(Records excerpted from a collection)
************

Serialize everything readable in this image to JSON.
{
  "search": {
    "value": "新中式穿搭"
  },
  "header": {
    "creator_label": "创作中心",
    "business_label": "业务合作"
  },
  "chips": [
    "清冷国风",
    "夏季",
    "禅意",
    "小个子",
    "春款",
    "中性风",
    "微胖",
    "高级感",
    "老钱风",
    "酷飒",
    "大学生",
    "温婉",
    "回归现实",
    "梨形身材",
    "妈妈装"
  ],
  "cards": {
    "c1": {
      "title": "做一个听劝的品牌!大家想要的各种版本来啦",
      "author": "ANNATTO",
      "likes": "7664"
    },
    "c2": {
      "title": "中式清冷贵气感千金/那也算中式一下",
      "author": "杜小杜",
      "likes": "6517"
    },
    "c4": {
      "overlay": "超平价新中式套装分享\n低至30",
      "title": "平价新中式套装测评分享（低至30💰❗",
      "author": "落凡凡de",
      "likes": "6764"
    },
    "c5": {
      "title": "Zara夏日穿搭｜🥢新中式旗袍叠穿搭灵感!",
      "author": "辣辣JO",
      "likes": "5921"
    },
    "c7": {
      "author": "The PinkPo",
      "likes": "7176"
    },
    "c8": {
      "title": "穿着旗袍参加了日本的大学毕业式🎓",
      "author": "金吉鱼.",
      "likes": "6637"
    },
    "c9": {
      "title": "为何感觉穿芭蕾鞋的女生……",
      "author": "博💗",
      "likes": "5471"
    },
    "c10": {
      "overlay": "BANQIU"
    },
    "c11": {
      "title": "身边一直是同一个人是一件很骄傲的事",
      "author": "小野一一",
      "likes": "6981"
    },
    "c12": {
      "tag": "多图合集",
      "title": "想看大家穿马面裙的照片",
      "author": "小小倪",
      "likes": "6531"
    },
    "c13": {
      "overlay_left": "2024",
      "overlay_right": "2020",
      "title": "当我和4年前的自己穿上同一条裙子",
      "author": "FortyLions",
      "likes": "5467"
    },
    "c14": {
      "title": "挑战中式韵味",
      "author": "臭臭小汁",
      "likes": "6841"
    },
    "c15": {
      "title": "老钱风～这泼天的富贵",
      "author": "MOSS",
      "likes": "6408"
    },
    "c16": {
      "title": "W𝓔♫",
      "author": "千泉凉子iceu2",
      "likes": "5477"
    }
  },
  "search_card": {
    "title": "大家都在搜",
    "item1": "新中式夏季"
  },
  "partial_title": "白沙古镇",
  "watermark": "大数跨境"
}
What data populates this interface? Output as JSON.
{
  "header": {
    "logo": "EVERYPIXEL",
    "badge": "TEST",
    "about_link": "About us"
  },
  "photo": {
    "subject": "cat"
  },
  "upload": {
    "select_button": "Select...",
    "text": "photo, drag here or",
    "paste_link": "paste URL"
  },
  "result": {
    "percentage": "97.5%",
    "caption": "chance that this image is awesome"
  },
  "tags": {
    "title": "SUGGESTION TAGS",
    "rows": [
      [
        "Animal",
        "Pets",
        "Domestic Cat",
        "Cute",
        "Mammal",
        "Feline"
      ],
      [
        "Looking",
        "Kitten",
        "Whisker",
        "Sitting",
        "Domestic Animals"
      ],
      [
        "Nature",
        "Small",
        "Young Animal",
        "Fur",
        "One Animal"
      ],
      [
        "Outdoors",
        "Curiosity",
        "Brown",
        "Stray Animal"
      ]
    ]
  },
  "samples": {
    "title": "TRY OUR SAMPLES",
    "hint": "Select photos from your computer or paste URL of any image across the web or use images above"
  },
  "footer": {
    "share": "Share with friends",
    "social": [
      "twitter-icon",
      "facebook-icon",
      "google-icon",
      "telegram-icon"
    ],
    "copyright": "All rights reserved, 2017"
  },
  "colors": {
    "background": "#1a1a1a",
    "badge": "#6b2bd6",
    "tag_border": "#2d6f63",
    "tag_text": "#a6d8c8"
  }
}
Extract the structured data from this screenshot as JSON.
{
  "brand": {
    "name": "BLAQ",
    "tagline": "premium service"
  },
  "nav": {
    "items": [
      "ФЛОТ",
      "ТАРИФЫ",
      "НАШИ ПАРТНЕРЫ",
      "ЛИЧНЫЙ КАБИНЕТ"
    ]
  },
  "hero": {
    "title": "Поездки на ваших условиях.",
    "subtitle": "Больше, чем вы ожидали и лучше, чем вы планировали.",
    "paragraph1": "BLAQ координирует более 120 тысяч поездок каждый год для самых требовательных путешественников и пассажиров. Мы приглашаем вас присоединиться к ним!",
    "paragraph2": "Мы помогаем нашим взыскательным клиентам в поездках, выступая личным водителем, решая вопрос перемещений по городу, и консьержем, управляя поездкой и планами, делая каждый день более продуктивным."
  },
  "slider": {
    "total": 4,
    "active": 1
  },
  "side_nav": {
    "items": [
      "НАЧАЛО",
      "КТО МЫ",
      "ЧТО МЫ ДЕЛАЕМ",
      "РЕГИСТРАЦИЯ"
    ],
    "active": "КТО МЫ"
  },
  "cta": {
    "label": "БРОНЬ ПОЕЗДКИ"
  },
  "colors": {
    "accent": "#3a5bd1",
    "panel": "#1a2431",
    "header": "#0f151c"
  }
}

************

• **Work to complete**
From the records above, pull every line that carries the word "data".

• **Exercise response**
What data populates this interface? Output as JSON.
Extract the structured data from this screenshot as JSON.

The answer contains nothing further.